Have you ever sprouted an avocado seed? What if you journaled an avocado seed’s germination for 100 days? In this video, I interview Kate Rutter who did just that! She shares some amazing journal pages, sketching pro tips, and some wisdom that applies to all kinds of journaling and art.
We eat so much avocado that we take it for granted. However, there is a whole world of learning inside that little seed. That’s one of the things that Kate Rutter learned in her 100 day challenge. Following are some of the things she learned.
Lessons from an Avocado Seed Project
1. First, find a small focus. Most nature journalers and nature lovers want to go to wild, exotic places and study “fancy” things in nature. However, focusing on something small and committing to it proves very rewarding. Because when you pay that much attention to anything in nature you open up whole worlds of fascination.
2. Next, establish creative constraints. While “constraint” does not sound like the sexiest word in the art vocabulary it is actually essential to good art and science. Kate created clear limits on materials, subject matter, and format. This helped her make it a routine. It also helped make for a more clear comparison of the avocado pit progress.
3. But how do you keep from getting bored? Try looking deeper and more carefully. You can also do research about the bigger context. Kate did pages where she brought in outside research about avocado trees, the etymology of the word avocado, and science behind the germination of avocado seeds.
4. Last but not least try going public. During her project Kate has been posting on her twitter, a dedicated Tumblr page, and on the nature journal club facebook page in addition to her own website. Because of this she has received lots of feedback, questions, and suggestions. In addition the public nature of the project has helped her stay accountable to maintain her 100 day goal.
As a nature journaler I am always curious how others got started nature journaling. And what about you? Do you ever wonder about the story behind the nature journalers whose sketches and paintings you see online? In this episode of The Nature Journal Show we learn about Melinda Nakagawa, her experience with nature sketching, nature education, and how she started a new nature journal club in Monterey California!
The first thing that I was impressed by in our conversation was that Melinda started nature journaling in 1998 since the term nature journaling has not been around for that long. Her first nature journal pages were from a whale watching trip. Before this however she was already an avid note taker and had used journaling in a diary sort of way.
After nature journaling on her own for some time her husband bought her a book by Clare Walker Leslie. Soon after that she also got the nature journaling book by Hannah Hinchman. Now she could see that other people were nature journaling too. A little bit later she got the book by John Muir Laws. While all of these books inspired her it was the Wild Wonder nature journaling conference in 2019 that really lit her up. Because of the incredible feeling of the nature journaing community at that event she decided to start her own nature journal club where she lived in Monterey California.
Four Nature Journaler Tips
1. First of all combine nature journaling with your existing interests. Melinda grew her nature journal practice from her birding and marine biology practices.
2. Next, build your skills of existing skills. Are you a note taker or a poet? Do you draw diagrams for work? Are you a data scientist? How can you use your existing skills in your nature journal?

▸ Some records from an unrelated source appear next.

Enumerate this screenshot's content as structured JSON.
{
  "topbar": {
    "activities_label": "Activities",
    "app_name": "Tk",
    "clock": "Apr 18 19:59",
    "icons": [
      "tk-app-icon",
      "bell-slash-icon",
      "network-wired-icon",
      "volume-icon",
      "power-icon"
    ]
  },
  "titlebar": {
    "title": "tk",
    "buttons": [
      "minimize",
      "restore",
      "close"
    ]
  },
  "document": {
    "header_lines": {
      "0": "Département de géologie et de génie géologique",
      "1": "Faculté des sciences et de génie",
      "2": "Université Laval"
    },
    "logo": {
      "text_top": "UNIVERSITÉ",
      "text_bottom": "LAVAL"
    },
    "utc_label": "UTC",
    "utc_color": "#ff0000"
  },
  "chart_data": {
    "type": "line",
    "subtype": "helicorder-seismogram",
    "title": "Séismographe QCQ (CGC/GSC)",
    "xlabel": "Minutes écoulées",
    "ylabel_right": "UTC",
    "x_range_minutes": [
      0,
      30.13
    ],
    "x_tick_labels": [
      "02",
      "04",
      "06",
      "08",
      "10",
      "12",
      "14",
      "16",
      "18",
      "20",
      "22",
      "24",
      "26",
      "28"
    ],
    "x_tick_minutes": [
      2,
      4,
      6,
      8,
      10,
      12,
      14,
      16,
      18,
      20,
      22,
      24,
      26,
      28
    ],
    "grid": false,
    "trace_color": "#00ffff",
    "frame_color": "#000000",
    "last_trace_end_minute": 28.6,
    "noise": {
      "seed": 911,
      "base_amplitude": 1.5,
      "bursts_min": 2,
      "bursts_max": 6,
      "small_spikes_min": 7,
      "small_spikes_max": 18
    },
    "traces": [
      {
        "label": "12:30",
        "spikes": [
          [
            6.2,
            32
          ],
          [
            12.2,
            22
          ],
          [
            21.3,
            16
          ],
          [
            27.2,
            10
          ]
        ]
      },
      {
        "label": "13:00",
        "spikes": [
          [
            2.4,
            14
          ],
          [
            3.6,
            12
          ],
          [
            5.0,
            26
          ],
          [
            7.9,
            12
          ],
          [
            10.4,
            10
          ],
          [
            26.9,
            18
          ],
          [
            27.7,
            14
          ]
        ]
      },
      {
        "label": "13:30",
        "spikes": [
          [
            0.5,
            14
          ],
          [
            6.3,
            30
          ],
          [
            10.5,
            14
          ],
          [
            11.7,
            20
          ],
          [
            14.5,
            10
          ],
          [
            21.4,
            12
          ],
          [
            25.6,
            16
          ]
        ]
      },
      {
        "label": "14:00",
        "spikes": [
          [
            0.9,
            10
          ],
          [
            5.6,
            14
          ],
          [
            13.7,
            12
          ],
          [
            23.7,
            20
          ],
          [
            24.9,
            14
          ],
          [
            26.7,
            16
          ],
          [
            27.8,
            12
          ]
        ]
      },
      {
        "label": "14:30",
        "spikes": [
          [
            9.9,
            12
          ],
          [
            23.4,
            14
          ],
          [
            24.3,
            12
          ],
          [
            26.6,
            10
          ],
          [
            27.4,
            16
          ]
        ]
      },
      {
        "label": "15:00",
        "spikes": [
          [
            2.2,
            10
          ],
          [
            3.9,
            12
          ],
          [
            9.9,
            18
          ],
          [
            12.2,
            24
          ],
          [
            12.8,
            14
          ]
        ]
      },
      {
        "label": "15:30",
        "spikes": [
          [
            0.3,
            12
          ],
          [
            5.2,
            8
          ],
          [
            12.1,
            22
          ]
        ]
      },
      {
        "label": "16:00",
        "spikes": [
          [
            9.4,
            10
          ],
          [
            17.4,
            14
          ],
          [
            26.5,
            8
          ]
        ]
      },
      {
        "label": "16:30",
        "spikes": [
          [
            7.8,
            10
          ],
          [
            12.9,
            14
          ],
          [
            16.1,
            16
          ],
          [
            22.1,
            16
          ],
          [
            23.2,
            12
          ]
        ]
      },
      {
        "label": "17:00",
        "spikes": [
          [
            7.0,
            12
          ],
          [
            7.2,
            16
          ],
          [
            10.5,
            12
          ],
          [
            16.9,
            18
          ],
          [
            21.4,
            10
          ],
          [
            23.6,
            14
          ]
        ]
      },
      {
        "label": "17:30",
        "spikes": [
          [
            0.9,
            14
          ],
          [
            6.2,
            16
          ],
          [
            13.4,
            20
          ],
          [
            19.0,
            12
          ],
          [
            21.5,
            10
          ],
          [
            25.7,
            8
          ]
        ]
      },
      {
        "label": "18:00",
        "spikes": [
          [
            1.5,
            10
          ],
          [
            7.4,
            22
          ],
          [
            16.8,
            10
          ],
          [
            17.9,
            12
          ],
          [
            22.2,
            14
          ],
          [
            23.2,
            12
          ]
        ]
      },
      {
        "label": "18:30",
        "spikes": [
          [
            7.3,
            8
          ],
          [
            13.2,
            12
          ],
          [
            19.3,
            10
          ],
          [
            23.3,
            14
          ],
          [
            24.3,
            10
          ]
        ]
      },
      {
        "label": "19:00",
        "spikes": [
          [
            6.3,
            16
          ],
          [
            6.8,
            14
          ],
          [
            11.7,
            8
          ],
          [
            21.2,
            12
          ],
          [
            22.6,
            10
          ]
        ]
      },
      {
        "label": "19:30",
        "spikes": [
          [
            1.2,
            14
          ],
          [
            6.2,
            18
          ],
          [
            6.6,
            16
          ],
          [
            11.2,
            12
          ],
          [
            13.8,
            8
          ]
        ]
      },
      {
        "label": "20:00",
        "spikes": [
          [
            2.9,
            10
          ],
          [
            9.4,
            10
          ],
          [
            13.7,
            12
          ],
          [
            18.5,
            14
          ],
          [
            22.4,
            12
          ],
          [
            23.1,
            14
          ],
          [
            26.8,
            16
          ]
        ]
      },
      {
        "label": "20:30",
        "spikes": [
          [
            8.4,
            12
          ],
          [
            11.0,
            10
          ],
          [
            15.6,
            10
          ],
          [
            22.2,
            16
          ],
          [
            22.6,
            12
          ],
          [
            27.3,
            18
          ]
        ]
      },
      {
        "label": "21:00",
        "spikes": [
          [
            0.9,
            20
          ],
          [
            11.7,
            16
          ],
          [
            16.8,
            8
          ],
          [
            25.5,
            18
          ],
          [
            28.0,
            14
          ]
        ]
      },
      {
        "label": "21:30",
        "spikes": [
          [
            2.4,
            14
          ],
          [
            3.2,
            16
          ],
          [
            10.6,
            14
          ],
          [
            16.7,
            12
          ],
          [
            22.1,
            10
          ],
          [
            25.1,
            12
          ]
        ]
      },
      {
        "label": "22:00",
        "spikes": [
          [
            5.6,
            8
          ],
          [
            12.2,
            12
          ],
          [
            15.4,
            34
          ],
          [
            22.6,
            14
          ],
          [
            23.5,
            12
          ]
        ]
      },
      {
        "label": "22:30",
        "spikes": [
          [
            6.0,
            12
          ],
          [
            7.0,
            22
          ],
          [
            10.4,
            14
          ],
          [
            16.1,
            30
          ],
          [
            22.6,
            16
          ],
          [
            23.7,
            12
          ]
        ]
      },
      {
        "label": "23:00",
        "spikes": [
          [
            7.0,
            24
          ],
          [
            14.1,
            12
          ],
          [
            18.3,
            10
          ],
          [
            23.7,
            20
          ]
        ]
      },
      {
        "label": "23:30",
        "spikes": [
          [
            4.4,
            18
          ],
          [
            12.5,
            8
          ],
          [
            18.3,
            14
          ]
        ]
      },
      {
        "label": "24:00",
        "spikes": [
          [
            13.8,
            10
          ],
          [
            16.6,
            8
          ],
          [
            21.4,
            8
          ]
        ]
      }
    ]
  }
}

3. Third, connect with community. By connecting with community you will get more motivation and you will learn faster. In addition, it is much more fun! Melinda got a huge burst of inspiration after she went to the Wild Wonder Nature Journaling Conference. Community can be online too.
4. Last but not least, start teaching nature journaling. Even if you are a beginner nature journaler there are people who are more new to it than you. By sharing what you have learned so far you will accelerate your own learning and reinforce your skills. Start before you are ready.